• Assignment:
From the first line to the last, return the material exactly.
━━━ Data to examine ━━━
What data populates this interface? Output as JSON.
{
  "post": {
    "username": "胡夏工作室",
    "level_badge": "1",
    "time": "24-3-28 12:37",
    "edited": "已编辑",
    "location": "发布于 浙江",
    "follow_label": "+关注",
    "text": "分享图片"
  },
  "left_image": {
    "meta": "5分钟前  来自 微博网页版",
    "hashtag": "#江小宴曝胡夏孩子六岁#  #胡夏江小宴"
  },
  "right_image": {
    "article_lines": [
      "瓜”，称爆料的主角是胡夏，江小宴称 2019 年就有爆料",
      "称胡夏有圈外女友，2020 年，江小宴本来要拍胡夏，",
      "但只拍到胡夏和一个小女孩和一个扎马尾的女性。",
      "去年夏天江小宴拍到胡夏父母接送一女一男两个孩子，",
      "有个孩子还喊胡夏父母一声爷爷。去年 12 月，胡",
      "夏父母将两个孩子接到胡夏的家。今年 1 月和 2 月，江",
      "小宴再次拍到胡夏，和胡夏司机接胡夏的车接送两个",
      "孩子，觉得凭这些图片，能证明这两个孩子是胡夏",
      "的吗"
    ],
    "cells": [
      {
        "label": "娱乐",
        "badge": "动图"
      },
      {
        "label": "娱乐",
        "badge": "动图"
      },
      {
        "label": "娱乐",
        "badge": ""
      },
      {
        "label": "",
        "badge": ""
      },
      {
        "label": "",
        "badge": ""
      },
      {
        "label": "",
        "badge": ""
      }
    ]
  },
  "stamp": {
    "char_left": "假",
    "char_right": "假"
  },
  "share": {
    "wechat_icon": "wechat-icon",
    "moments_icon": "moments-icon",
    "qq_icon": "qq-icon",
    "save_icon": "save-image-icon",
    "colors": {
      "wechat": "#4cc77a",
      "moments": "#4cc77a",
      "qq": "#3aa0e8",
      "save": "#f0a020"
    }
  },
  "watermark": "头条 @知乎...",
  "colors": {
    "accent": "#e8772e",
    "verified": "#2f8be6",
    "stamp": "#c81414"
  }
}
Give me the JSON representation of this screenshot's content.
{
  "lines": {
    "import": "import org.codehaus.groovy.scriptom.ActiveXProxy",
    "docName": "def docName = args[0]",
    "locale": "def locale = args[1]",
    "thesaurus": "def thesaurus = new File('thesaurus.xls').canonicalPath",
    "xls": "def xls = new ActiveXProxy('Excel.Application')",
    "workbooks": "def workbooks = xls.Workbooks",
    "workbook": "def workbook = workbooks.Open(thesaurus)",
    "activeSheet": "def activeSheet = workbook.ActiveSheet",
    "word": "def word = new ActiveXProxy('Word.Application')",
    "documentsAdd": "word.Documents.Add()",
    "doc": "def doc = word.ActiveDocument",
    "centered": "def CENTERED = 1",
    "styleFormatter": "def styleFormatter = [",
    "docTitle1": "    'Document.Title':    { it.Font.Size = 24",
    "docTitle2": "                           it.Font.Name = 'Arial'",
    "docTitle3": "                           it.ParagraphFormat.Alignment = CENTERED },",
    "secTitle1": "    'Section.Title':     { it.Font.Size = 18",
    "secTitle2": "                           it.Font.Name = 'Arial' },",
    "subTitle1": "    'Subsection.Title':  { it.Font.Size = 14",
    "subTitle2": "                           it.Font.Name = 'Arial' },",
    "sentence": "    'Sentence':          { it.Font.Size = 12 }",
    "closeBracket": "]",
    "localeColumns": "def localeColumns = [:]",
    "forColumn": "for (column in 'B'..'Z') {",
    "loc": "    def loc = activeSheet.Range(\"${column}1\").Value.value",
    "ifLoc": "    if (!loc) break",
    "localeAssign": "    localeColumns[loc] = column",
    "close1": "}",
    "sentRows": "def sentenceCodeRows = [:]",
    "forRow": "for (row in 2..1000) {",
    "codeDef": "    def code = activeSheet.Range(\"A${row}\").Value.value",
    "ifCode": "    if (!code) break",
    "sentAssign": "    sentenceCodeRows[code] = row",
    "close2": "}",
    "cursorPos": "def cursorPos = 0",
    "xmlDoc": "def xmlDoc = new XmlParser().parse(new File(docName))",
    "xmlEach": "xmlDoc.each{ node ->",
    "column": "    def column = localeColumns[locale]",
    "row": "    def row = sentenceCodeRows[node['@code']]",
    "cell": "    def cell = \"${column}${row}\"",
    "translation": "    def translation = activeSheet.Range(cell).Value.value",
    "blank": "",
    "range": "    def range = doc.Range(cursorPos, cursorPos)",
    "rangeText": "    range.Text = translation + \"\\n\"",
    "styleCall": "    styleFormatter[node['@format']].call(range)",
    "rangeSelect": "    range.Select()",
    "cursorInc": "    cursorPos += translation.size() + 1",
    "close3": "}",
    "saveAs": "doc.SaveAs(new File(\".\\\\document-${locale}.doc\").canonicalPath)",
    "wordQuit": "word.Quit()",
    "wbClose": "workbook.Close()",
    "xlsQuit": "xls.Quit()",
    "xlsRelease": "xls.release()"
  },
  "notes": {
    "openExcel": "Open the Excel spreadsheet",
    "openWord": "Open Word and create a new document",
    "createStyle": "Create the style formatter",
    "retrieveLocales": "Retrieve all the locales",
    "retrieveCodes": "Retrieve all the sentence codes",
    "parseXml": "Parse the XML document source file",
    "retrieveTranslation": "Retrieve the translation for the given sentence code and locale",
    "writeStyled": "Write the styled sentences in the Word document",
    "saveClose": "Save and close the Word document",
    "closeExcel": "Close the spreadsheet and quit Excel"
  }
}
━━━
• Result for this task:
What data populates this interface? Output as JSON.
{
  "post": {
    "username": "胡夏工作室",
    "level_badge": "1",
    "time": "24-3-28 12:37",
    "edited": "已编辑",
    "location": "发布于 浙江",
    "follow_label": "+关注",
    "text": "分享图片"
  },
  "left_image": {
    "meta": "5分钟前  来自 微博网页版",
    "hashtag": "#江小宴曝胡夏孩子六岁#  #胡夏江小宴"
  },
  "right_image": {
    "article_lines": [
      "瓜”，称爆料的主角是胡夏，江小宴称 2019 年就有爆料",
      "称胡夏有圈外女友，2020 年，江小宴本来要拍胡夏，",
      "但只拍到胡夏和一个小女孩和一个扎马尾的女性。",
      "去年夏天江小宴拍到胡夏父母接送一女一男两个孩子，",
      "有个孩子还喊胡夏父母一声爷爷。去年 12 月，胡",
      "夏父母将两个孩子接到胡夏的家。今年 1 月和 2 月，江",
      "小宴再次拍到胡夏，和胡夏司机接胡夏的车接送两个",
      "孩子，觉得凭这些图片，能证明这两个孩子是胡夏",
      "的吗"
    ],
    "cells": [
      {
        "label": "娱乐",
        "badge": "动图"
      },
      {
        "label": "娱乐",
        "badge": "动图"
      },
      {
        "label": "娱乐",
        "badge": ""
      },
      {
        "label": "",
        "badge": ""
      },
      {
        "label": "",
        "badge": ""
      },
      {
        "label": "",
        "badge": ""
      }
    ]
  },
  "stamp": {
    "char_left": "假",
    "char_right": "假"
  },
  "share": {
    "wechat_icon": "wechat-icon",
    "moments_icon": "moments-icon",
    "qq_icon": "qq-icon",
    "save_icon": "save-image-icon",
    "colors": {
      "wechat": "#4cc77a",
      "moments": "#4cc77a",
      "qq": "#3aa0e8",
      "save": "#f0a020"
    }
  },
  "watermark": "头条 @知乎...",
  "colors": {
    "accent": "#e8772e",
    "verified": "#2f8be6",
    "stamp": "#c81414"
  }
}
Give me the JSON representation of this screenshot's content.
{
  "lines": {
    "import": "import org.codehaus.groovy.scriptom.ActiveXProxy",
    "docName": "def docName = args[0]",
    "locale": "def locale = args[1]",
    "thesaurus": "def thesaurus = new File('thesaurus.xls').canonicalPath",
    "xls": "def xls = new ActiveXProxy('Excel.Application')",
    "workbooks": "def workbooks = xls.Workbooks",
    "workbook": "def workbook = workbooks.Open(thesaurus)",
    "activeSheet": "def activeSheet = workbook.ActiveSheet",
    "word": "def word = new ActiveXProxy('Word.Application')",
    "documentsAdd": "word.Documents.Add()",
    "doc": "def doc = word.ActiveDocument",
    "centered": "def CENTERED = 1",
    "styleFormatter": "def styleFormatter = [",
    "docTitle1": "    'Document.Title':    { it.Font.Size = 24",
    "docTitle2": "                           it.Font.Name = 'Arial'",
    "docTitle3": "                           it.ParagraphFormat.Alignment = CENTERED },",
    "secTitle1": "    'Section.Title':     { it.Font.Size = 18",
    "secTitle2": "                           it.Font.Name = 'Arial' },",
    "subTitle1": "    'Subsection.Title':  { it.Font.Size = 14",
    "subTitle2": "                           it.Font.Name = 'Arial' },",
    "sentence": "    'Sentence':          { it.Font.Size = 12 }",
    "closeBracket": "]",
    "localeColumns": "def localeColumns = [:]",
    "forColumn": "for (column in 'B'..'Z') {",
    "loc": "    def loc = activeSheet.Range(\"${column}1\").Value.value",
    "ifLoc": "    if (!loc) break",
    "localeAssign": "    localeColumns[loc] = column",
    "close1": "}",
    "sentRows": "def sentenceCodeRows = [:]",
    "forRow": "for (row in 2..1000) {",
    "codeDef": "    def code = activeSheet.Range(\"A${row}\").Value.value",
    "ifCode": "    if (!code) break",
    "sentAssign": "    sentenceCodeRows[code] = row",
    "close2": "}",
    "cursorPos": "def cursorPos = 0",
    "xmlDoc": "def xmlDoc = new XmlParser().parse(new File(docName))",
    "xmlEach": "xmlDoc.each{ node ->",
    "column": "    def column = localeColumns[locale]",
    "row": "    def row = sentenceCodeRows[node['@code']]",
    "cell": "    def cell = \"${column}${row}\"",
    "translation": "    def translation = activeSheet.Range(cell).Value.value",
    "blank": "",
    "range": "    def range = doc.Range(cursorPos, cursorPos)",
    "rangeText": "    range.Text = translation + \"\\n\"",
    "styleCall": "    styleFormatter[node['@format']].call(range)",
    "rangeSelect": "    range.Select()",
    "cursorInc": "    cursorPos += translation.size() + 1",
    "close3": "}",
    "saveAs": "doc.SaveAs(new File(\".\\\\document-${locale}.doc\").canonicalPath)",
    "wordQuit": "word.Quit()",
    "wbClose": "workbook.Close()",
    "xlsQuit": "xls.Quit()",
    "xlsRelease": "xls.release()"
  },
  "notes": {
    "openExcel": "Open the Excel spreadsheet",
    "openWord": "Open Word and create a new document",
    "createStyle": "Create the style formatter",
    "retrieveLocales": "Retrieve all the locales",
    "retrieveCodes": "Retrieve all the sentence codes",
    "parseXml": "Parse the XML document source file",
    "retrieveTranslation": "Retrieve the translation for the given sentence code and locale",
    "writeStyled": "Write the styled sentences in the Word document",
    "saveClose": "Save and close the Word document",
    "closeExcel": "Close the spreadsheet and quit Excel"
  }
}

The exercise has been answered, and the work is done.